def computeXOR(n):                           

    if (n % 4 is 0):                            

        return n                         

    if (n % 4 is 1):                           

        return 1                          

    if (n % 4 is 2):                         

        return n + 1                                  


        return 0                                                                                            

Time Complexity: O(1)            Auxiliary Space: O(1)


2. Count of numbers (x) smaller than or equal to n such that n+x = n^x:

The count of such numbers x can be counted using the following mathematical trick. The count = pow(2, count of zero bits).

def countValues (n):                        

    count = 0                               

    for i in range(n + 1):                        

        if ((n + i) == (n ^ i)):                       

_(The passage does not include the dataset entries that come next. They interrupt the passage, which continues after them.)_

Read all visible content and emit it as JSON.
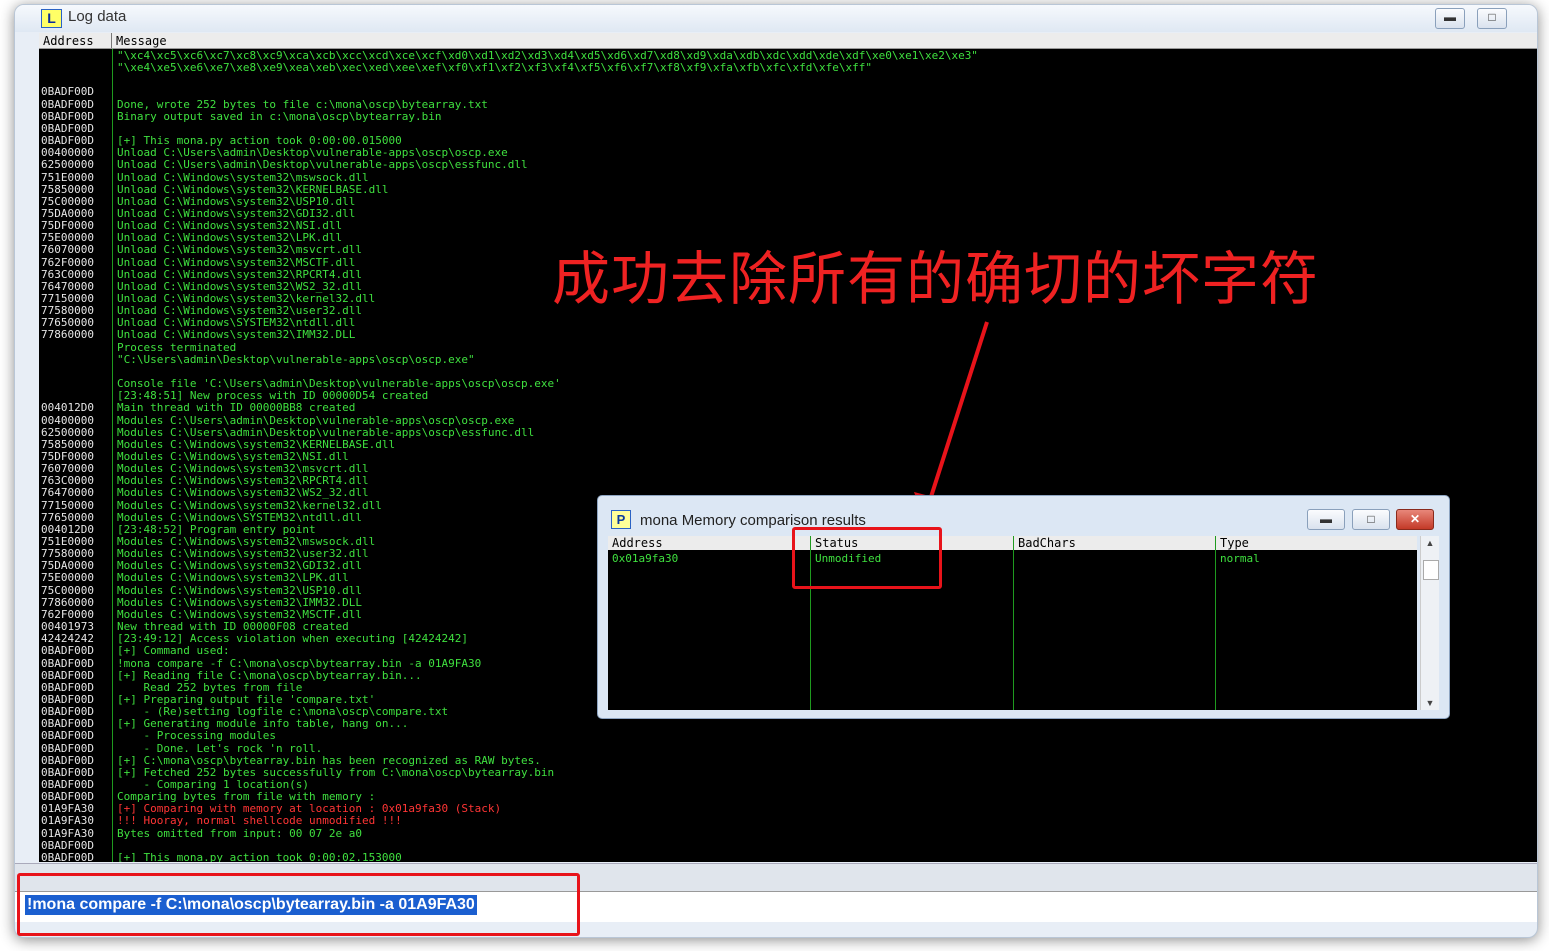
{
  "window": {
    "title": "Log data",
    "icon_letter": "L"
  },
  "log": {
    "columns": {
      "address": "Address",
      "message": "Message"
    },
    "lines": [
      {
        "a": "",
        "m": "\"\\xc4\\xc5\\xc6\\xc7\\xc8\\xc9\\xca\\xcb\\xcc\\xcd\\xce\\xcf\\xd0\\xd1\\xd2\\xd3\\xd4\\xd5\\xd6\\xd7\\xd8\\xd9\\xda\\xdb\\xdc\\xdd\\xde\\xdf\\xe0\\xe1\\xe2\\xe3\""
      },
      {
        "a": "",
        "m": "\"\\xe4\\xe5\\xe6\\xe7\\xe8\\xe9\\xea\\xeb\\xec\\xed\\xee\\xef\\xf0\\xf1\\xf2\\xf3\\xf4\\xf5\\xf6\\xf7\\xf8\\xf9\\xfa\\xfb\\xfc\\xfd\\xfe\\xff\""
      },
      {
        "a": "",
        "m": ""
      },
      {
        "a": "0BADF00D",
        "m": ""
      },
      {
        "a": "0BADF00D",
        "m": "Done, wrote 252 bytes to file c:\\mona\\oscp\\bytearray.txt"
      },
      {
        "a": "0BADF00D",
        "m": "Binary output saved in c:\\mona\\oscp\\bytearray.bin"
      },
      {
        "a": "0BADF00D",
        "m": ""
      },
      {
        "a": "0BADF00D",
        "m": "[+] This mona.py action took 0:00:00.015000"
      },
      {
        "a": "00400000",
        "m": "Unload C:\\Users\\admin\\Desktop\\vulnerable-apps\\oscp\\oscp.exe"
      },
      {
        "a": "62500000",
        "m": "Unload C:\\Users\\admin\\Desktop\\vulnerable-apps\\oscp\\essfunc.dll"
      },
      {
        "a": "751E0000",
        "m": "Unload C:\\Windows\\system32\\mswsock.dll"
      },
      {
        "a": "75850000",
        "m": "Unload C:\\Windows\\system32\\KERNELBASE.dll"
      },
      {
        "a": "75C00000",
        "m": "Unload C:\\Windows\\system32\\USP10.dll"
      },
      {
        "a": "75DA0000",
        "m": "Unload C:\\Windows\\system32\\GDI32.dll"
      },
      {
        "a": "75DF0000",
        "m": "Unload C:\\Windows\\system32\\NSI.dll"
      },
      {
        "a": "75E00000",
        "m": "Unload C:\\Windows\\system32\\LPK.dll"
      },
      {
        "a": "76070000",
        "m": "Unload C:\\Windows\\system32\\msvcrt.dll"
      },
      {
        "a": "762F0000",
        "m": "Unload C:\\Windows\\system32\\MSCTF.dll"
      },
      {
        "a": "763C0000",
        "m": "Unload C:\\Windows\\system32\\RPCRT4.dll"
      },
      {
        "a": "76470000",
        "m": "Unload C:\\Windows\\system32\\WS2_32.dll"
      },
      {
        "a": "77150000",
        "m": "Unload C:\\Windows\\system32\\kernel32.dll"
      },
      {
        "a": "77580000",
        "m": "Unload C:\\Windows\\system32\\user32.dll"
      },
      {
        "a": "77650000",
        "m": "Unload C:\\Windows\\SYSTEM32\\ntdll.dll"
      },
      {
        "a": "77860000",
        "m": "Unload C:\\Windows\\system32\\IMM32.DLL"
      },
      {
        "a": "",
        "m": "Process terminated"
      },
      {
        "a": "",
        "m": "\"C:\\Users\\admin\\Desktop\\vulnerable-apps\\oscp\\oscp.exe\""
      },
      {
        "a": "",
        "m": ""
      },
      {
        "a": "",
        "m": "Console file 'C:\\Users\\admin\\Desktop\\vulnerable-apps\\oscp\\oscp.exe'"
      },
      {
        "a": "",
        "m": "[23:48:51] New process with ID 00000D54 created"
      },
      {
        "a": "004012D0",
        "m": "Main thread with ID 00000BB8 created"
      },
      {
        "a": "00400000",
        "m": "Modules C:\\Users\\admin\\Desktop\\vulnerable-apps\\oscp\\oscp.exe"
      },
      {
        "a": "62500000",
        "m": "Modules C:\\Users\\admin\\Desktop\\vulnerable-apps\\oscp\\essfunc.dll"
      },
      {
        "a": "75850000",
        "m": "Modules C:\\Windows\\system32\\KERNELBASE.dll"
      },
      {
        "a": "75DF0000",
        "m": "Modules C:\\Windows\\system32\\NSI.dll"
      },
      {
        "a": "76070000",
        "m": "Modules C:\\Windows\\system32\\msvcrt.dll"
      },
      {
        "a": "763C0000",
        "m": "Modules C:\\Windows\\system32\\RPCRT4.dll"
      },
      {
        "a": "76470000",
        "m": "Modules C:\\Windows\\system32\\WS2_32.dll"
      },
      {
        "a": "77150000",
        "m": "Modules C:\\Windows\\system32\\kernel32.dll"
      },
      {
        "a": "77650000",
        "m": "Modules C:\\Windows\\SYSTEM32\\ntdll.dll"
      },
      {
        "a": "004012D0",
        "m": "[23:48:52] Program entry point"
      },
      {
        "a": "751E0000",
        "m": "Modules C:\\Windows\\system32\\mswsock.dll"
      },
      {
        "a": "77580000",
        "m": "Modules C:\\Windows\\system32\\user32.dll"
      },
      {
        "a": "75DA0000",
        "m": "Modules C:\\Windows\\system32\\GDI32.dll"
      },
      {
        "a": "75E00000",
        "m": "Modules C:\\Windows\\system32\\LPK.dll"
      },
      {
        "a": "75C00000",
        "m": "Modules C:\\Windows\\system32\\USP10.dll"
      },
      {
        "a": "77860000",
        "m": "Modules C:\\Windows\\system32\\IMM32.DLL"
      },
      {
        "a": "762F0000",
        "m": "Modules C:\\Windows\\system32\\MSCTF.dll"
      },
      {
        "a": "00401973",
        "m": "New thread with ID 00000F08 created"
      },
      {
        "a": "42424242",
        "m": "[23:49:12] Access violation when executing [42424242]"
      },
      {
        "a": "0BADF00D",
        "m": "[+] Command used:"
      },
      {
        "a": "0BADF00D",
        "m": "!mona compare -f C:\\mona\\oscp\\bytearray.bin -a 01A9FA30"
      },
      {
        "a": "0BADF00D",
        "m": "[+] Reading file C:\\mona\\oscp\\bytearray.bin..."
      },
      {
        "a": "0BADF00D",
        "m": "    Read 252 bytes from file"
      },
      {
        "a": "0BADF00D",
        "m": "[+] Preparing output file 'compare.txt'"
      },
      {
        "a": "0BADF00D",
        "m": "    - (Re)setting logfile c:\\mona\\oscp\\compare.txt"
      },
      {
        "a": "0BADF00D",
        "m": "[+] Generating module info table, hang on..."
      },
      {
        "a": "0BADF00D",
        "m": "    - Processing modules"
      },
      {
        "a": "0BADF00D",
        "m": "    - Done. Let's rock 'n roll."
      },
      {
        "a": "0BADF00D",
        "m": "[+] C:\\mona\\oscp\\bytearray.bin has been recognized as RAW bytes."
      },
      {
        "a": "0BADF00D",
        "m": "[+] Fetched 252 bytes successfully from C:\\mona\\oscp\\bytearray.bin"
      },
      {
        "a": "0BADF00D",
        "m": "    - Comparing 1 location(s)"
      },
      {
        "a": "0BADF00D",
        "m": "Comparing bytes from file with memory :"
      },
      {
        "a": "01A9FA30",
        "m": "[+] Comparing with memory at location : 0x01a9fa30 (Stack)",
        "red": true
      },
      {
        "a": "01A9FA30",
        "m": "!!! Hooray, normal shellcode unmodified !!!",
        "red": true
      },
      {
        "a": "01A9FA30",
        "m": "Bytes omitted from input: 00 07 2e a0"
      },
      {
        "a": "0BADF00D",
        "m": ""
      },
      {
        "a": "0BADF00D",
        "m": "[+] This mona.py action took 0:00:02.153000"
      }
    ]
  },
  "annotation": {
    "text": "成功去除所有的确切的坏字符"
  },
  "mona_window": {
    "title": "mona Memory comparison results",
    "icon_letter": "P",
    "columns": [
      "Address",
      "Status",
      "BadChars",
      "Type"
    ],
    "row": {
      "address": "0x01a9fa30",
      "status": "Unmodified",
      "badchars": "",
      "type": "normal"
    }
  },
  "command_bar": {
    "value": "!mona compare -f C:\\mona\\oscp\\bytearray.bin -a 01A9FA30"
  },
  "colors": {
    "annotation_red": "#e8131a",
    "log_green": "#3fe03f",
    "highlight_blue": "#1b5fd0"
  },
  "icons": {
    "minimize": "minimize-icon",
    "maximize": "maximize-icon",
    "close": "close-icon"
  }
}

            count += 1                                       

    return count                                      

3. A number is a power of 2:                                                                  

If a number N is a power of 2, then the bitwise AND of N and N-1 will be 0. But this will not work if N is 0. So just check these two conditions, if any of these two conditions is true.

def isPowerOfTwo(x):                                                               

  # First x in the below expression is  for  the case when x is 0 

  return x and (not(x & (x - 1)))                                                    

4. Find XOR of all subsets of a set                                                                                 

We can do it in O(1) time. The answer is always 0 if the given set has more than one element. For sets with a single element, the answer is the value of the single element. 

def findXOR(Set, n):                                     

    # XOR is 1 only when   n is 1, else 0                    

    if (n == 1):                              

        return Set[0]                           


        return 0                                    

arr= [1, 2, 3]                                    

print("XOR of XOR's of all subsets is ",findXOR(arr, 3))                             

Output: XOR of XOR's of all subsets is 0                                                  

Time Complexity: O(1)            Auxiliary Space: O(1)                                   

5. The Quickest way to swap two numbers:                                                       

Two numbers can be swapped easily using the following bitwise operations: a ^= b

6.   Check if a number has bits in an alternate pattern:                                                  

We can quickly check if bits in a number are in an alternate pattern (like 101010).  Compute bitwise XOR (XOR denoted using ^) of n and (n >> 1). If n has an alternate pattern, then n ^ (n >> 1) operation will produce a number having all bits set.



Bitwise Operations decrease the time, and space complexity of code on a high scale. There are many logics and implementations that can be done very easily using bitwise operations. Bitwise Operations are heavily used in compression and Encryption.  In the Connection medium, checksum, parity bits, stop bits, and flow control algorithms all use bitwise encryption and compression process since the medium is capable of transferring data in bits. Checksum and Cyclic Redundancy Check (CRC) uses bits for the error detection process when data is transferred through a medium. The flow of data in electronic machines is in the form of bits. These machines use logic gates which are designed to maintain the flow of signals, data, and processes through a system. The microprocessor is an example of this system. This device is completely designed on the bitwise operators and operations.

Digital image processing uses bitwise operations on image pixels. To enhance the image, to view the different sections of the microscopic image, the image is captured by the satellites and telescopes of the outer space. Bitwise Operations are performed on these images to see a clear view, or to extract the different sections of the images.

If you want to become a competitive programmer, then you had to have well versed in bitwise operations. Bitwise Operations decrease the time, and space complexity of code on a high scale. There are many logics and implementations that can be done very easily using bitwise operations.